Saturday, April 3, 2010

Bonfire Night



This is our beach. Seriously. It is within spitting distance from our house. It's not on a lake or the sea, but on a big river called the Elbe, just downriver from Hamburg.
Without the fire and with a ship on it, it looks like this.




Our little town lies nestled into a wide, open country called "Marsch", flat lands that go on and on all the way to the North Sea, soft, rich meadows veined with little rivers and interrupted by copses of gnarled willow over which the wind blows without hinderances. if you find a place that is only a little higher up, like a dam, you can see forever.....



We moved here twenty-two years ago, from Southern Germany. The landscape there is so different.
There are forests and hills and mountains and rich fields with golden corn, and well, there are forests. Deep, dark, huge forests.
Here, there were none. Only these meagre stunted trees and the endless green.
And if ever a tsunami should hit this coast, it will roll all the way to our doorstep.
It was not easy getting used to this landscape, and to its people.
The landscape is rough, and the people are taciturn, gruff, with a very special kind of humor. They don't make friends easily, and they are not easy-going, either. On the upside, once you get to know them and they accept you, they'll stick with you for life. They won't talk a lot, but they sure know how to party.
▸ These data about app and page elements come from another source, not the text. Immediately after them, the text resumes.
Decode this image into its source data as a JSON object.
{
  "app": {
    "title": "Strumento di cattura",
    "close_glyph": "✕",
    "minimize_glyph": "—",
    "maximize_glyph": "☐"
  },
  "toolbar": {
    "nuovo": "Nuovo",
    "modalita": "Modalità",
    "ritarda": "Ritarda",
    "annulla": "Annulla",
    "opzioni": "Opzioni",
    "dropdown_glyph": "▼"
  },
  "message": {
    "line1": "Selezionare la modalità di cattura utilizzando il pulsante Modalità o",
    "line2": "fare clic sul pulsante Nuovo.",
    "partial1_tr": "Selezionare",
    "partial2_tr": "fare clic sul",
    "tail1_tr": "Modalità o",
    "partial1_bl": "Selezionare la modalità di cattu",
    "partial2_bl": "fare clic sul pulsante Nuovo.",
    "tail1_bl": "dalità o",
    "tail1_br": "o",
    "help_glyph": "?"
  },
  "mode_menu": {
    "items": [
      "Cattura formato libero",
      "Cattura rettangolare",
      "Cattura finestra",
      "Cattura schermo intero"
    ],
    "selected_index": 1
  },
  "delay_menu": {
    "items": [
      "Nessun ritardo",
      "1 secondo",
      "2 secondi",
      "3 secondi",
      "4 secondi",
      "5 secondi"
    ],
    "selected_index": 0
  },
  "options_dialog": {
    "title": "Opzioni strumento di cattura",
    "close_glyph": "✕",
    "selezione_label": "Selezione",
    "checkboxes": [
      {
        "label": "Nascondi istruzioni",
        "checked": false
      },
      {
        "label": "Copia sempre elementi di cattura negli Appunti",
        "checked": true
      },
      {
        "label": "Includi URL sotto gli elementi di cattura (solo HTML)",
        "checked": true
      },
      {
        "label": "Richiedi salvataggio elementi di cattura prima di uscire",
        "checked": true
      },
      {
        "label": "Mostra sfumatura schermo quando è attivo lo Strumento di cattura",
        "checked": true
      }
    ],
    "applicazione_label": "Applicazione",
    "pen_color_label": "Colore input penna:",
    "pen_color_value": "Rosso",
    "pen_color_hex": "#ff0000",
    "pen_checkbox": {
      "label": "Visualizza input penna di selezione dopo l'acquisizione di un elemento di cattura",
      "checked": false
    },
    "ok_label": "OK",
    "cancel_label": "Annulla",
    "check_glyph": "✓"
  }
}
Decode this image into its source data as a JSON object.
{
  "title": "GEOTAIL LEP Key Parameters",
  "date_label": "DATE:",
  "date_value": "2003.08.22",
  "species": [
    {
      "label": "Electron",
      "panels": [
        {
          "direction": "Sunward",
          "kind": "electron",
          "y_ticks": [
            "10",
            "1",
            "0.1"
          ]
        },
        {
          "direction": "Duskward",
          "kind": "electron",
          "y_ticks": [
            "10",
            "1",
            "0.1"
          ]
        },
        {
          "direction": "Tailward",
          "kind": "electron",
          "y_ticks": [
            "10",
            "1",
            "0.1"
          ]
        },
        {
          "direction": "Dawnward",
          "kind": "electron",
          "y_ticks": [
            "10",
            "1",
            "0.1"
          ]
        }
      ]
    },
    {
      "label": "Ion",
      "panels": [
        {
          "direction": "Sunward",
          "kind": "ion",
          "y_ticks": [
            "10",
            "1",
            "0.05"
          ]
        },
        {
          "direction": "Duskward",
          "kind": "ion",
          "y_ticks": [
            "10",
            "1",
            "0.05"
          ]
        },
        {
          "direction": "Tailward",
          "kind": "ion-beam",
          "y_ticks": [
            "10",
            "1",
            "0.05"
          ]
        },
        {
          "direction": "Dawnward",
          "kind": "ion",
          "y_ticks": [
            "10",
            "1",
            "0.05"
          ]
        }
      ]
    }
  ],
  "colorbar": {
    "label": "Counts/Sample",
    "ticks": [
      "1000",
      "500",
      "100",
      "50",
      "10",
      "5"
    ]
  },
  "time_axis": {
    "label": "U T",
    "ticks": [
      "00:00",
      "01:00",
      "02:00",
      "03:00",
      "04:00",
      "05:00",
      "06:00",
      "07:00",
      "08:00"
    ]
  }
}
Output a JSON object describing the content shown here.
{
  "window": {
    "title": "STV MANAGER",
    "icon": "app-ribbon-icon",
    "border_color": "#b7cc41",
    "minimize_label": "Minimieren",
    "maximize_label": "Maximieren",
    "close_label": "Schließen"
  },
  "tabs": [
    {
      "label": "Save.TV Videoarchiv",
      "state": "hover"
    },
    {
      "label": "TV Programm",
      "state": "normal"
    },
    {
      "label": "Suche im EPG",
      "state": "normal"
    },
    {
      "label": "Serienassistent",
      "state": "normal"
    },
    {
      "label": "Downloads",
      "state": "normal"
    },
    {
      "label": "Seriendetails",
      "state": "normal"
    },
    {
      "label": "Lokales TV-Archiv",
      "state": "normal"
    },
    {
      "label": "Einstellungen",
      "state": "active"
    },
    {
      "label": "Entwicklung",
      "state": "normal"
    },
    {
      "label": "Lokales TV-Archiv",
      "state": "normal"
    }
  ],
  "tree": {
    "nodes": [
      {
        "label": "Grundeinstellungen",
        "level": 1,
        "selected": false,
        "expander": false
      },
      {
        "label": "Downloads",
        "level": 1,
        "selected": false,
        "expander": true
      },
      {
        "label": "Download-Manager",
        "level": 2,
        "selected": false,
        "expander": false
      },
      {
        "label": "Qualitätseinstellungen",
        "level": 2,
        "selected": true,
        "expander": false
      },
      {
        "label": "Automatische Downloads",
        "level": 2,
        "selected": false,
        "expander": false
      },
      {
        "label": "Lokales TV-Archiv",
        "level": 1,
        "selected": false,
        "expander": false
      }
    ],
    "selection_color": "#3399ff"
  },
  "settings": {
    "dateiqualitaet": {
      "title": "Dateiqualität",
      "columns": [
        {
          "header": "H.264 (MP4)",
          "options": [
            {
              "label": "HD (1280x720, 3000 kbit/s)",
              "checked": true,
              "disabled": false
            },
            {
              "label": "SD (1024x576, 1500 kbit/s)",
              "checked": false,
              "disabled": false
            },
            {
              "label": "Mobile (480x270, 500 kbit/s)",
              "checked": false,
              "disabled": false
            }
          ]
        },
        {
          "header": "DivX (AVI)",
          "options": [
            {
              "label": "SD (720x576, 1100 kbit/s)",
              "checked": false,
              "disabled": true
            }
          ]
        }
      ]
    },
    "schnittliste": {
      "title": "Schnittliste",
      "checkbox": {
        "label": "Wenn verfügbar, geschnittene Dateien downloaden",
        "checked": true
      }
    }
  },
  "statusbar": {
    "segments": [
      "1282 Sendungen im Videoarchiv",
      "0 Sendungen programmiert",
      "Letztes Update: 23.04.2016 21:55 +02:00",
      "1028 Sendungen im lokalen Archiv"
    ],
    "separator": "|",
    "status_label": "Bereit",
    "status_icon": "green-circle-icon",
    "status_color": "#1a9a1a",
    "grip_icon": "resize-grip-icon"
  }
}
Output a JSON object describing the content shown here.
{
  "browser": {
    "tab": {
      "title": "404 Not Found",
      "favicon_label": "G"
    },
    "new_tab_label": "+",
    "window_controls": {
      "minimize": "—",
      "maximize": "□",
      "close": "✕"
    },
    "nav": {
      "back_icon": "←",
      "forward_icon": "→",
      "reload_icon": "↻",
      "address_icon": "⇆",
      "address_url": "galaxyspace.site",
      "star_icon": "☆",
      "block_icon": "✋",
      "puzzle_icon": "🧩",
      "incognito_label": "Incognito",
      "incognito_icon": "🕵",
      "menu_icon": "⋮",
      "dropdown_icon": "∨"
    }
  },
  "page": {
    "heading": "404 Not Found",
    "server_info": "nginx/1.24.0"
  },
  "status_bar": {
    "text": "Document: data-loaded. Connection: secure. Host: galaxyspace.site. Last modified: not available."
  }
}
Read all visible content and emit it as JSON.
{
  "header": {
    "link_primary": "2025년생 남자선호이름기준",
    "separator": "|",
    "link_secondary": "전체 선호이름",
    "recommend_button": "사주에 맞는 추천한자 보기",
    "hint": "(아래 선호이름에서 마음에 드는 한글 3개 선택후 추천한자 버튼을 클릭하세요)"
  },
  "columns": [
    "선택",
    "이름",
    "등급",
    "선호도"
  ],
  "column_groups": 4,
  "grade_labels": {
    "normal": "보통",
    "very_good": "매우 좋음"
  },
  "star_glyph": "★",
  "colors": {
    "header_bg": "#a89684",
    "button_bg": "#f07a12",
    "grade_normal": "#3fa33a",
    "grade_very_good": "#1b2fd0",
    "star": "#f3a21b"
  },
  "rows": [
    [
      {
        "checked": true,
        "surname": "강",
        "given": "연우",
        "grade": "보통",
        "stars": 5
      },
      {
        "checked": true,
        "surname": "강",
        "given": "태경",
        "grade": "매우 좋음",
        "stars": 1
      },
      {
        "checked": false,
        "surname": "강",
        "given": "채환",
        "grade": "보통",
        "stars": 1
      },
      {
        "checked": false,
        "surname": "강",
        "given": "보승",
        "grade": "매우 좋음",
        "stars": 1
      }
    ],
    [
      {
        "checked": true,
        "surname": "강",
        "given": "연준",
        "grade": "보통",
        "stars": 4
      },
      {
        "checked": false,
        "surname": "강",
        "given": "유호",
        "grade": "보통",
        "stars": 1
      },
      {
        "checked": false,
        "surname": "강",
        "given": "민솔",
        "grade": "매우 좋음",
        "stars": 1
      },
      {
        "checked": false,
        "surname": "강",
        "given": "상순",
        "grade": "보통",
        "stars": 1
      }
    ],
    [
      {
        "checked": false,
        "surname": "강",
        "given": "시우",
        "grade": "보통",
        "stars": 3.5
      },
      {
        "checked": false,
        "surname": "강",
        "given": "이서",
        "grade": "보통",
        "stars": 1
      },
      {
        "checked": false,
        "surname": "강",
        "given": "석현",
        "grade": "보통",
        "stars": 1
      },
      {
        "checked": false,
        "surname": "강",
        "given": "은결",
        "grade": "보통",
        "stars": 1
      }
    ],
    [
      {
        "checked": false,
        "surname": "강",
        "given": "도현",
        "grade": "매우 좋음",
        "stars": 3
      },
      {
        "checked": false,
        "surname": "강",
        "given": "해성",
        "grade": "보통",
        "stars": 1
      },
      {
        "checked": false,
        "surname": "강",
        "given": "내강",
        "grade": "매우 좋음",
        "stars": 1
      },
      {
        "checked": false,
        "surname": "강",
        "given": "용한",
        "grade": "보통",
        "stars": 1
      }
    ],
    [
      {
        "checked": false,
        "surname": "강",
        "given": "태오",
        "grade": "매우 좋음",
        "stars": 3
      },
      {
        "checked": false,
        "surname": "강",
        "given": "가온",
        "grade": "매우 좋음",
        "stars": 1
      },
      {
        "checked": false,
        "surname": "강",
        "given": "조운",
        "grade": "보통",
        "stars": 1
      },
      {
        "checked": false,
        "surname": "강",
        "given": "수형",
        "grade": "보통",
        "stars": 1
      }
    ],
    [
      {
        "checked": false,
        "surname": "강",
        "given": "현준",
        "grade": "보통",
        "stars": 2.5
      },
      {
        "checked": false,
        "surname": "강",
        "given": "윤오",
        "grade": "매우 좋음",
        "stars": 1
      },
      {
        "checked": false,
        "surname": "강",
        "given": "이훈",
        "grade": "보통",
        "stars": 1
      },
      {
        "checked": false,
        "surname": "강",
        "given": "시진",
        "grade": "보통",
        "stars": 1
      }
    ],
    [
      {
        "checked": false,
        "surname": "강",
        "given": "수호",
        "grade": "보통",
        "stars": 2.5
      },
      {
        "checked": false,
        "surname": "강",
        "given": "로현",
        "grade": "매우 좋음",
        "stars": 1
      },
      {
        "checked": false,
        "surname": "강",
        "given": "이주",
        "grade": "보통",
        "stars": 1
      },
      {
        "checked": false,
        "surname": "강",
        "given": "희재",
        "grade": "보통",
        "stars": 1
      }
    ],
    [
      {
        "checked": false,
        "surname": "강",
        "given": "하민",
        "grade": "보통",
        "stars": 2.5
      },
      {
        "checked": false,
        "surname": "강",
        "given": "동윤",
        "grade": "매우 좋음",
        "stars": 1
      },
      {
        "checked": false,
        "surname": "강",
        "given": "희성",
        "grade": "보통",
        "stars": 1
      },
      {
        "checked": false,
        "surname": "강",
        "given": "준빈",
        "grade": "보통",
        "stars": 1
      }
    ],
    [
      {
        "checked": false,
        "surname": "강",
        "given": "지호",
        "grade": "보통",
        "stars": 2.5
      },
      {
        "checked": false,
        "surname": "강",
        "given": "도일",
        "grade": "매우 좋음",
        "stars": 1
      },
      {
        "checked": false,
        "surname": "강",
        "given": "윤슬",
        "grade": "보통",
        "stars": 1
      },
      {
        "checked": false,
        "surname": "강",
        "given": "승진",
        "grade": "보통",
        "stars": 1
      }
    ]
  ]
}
Today is Easter Saturday. The one day in the year when the Marsh lights up with the fires.
In the morning, there will be no more than this: a big heap of wood, consisting of assiduously collected Christmas Trees and and garden cuttings. brought together by the local firefighters. Stands will be set up, and porta-potties, and a First Aid tent.




There were church services in the late afternoon, and now, after darkness has fallen, the fires are going up.
A ship  on its way upstream to the Hamburg Harbor will see our bonfire, and many others like it along its way, since the land is so flat.
These fires are a promise, and a welcome signal.
They promise us that winter is finally over, and they welcome the coming warmth and light of summer.
On a more mundane note, this are also the first official barbeque event of the year. The sausages are a little better smoked than normally, but they are delicious.
Right now, I'm sitting on the couch, in our living room, with the terrace door open to catch the scent of the fires, even if we can't see them.
The night is dry and not too cold. There will be a lot of people down by the beach, and many of them will be there to see the dawn.
Some of them will end up in the ER because they are drunk, or burned a hand, or fell into the water.
But in the end, once the sun is up, it will be Easter Sunday, and spring will be here.